[Start of Attachment]

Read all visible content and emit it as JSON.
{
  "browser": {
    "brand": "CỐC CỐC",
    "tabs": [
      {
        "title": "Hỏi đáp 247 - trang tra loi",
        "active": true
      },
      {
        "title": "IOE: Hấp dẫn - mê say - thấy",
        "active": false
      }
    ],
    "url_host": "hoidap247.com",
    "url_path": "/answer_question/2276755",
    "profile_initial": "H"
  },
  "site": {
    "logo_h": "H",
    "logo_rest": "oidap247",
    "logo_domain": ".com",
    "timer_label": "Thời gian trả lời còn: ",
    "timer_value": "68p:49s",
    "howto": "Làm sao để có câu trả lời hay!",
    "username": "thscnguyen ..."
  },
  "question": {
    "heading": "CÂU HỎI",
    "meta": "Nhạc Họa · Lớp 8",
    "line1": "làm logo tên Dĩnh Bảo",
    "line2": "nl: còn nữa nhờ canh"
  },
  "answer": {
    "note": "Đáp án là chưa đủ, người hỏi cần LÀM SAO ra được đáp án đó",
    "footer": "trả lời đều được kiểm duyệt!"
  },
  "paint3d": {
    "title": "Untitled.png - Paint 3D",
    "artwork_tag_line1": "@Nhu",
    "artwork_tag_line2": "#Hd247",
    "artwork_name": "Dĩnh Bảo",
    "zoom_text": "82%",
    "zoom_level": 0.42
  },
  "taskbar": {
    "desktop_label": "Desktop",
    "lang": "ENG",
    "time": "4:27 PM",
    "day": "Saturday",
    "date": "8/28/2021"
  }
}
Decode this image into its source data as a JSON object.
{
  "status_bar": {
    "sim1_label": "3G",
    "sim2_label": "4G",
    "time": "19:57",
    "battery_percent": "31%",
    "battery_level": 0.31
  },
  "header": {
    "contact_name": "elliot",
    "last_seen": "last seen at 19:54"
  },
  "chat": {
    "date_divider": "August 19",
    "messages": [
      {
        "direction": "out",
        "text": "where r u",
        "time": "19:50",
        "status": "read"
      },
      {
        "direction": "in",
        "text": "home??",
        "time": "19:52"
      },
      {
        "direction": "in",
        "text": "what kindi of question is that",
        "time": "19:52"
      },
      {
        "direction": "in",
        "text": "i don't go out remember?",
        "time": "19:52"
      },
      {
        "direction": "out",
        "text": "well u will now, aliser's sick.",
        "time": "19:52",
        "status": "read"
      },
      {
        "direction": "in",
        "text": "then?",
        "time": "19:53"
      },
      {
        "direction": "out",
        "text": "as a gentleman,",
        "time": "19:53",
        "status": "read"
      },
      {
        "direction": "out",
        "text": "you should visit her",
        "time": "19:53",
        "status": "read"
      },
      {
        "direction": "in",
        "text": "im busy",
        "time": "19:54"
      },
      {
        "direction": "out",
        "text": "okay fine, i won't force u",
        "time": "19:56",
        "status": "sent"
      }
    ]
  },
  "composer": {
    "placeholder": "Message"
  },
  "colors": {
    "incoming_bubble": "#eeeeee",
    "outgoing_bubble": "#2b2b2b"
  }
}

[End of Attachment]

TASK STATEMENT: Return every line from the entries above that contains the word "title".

RESPONSE BELOW:
        "title": "Hỏi đáp 247 - trang tra loi",
        "title": "IOE: Hấp dẫn - mê say - thấy",
    "title": "Untitled.png - Paint 3D",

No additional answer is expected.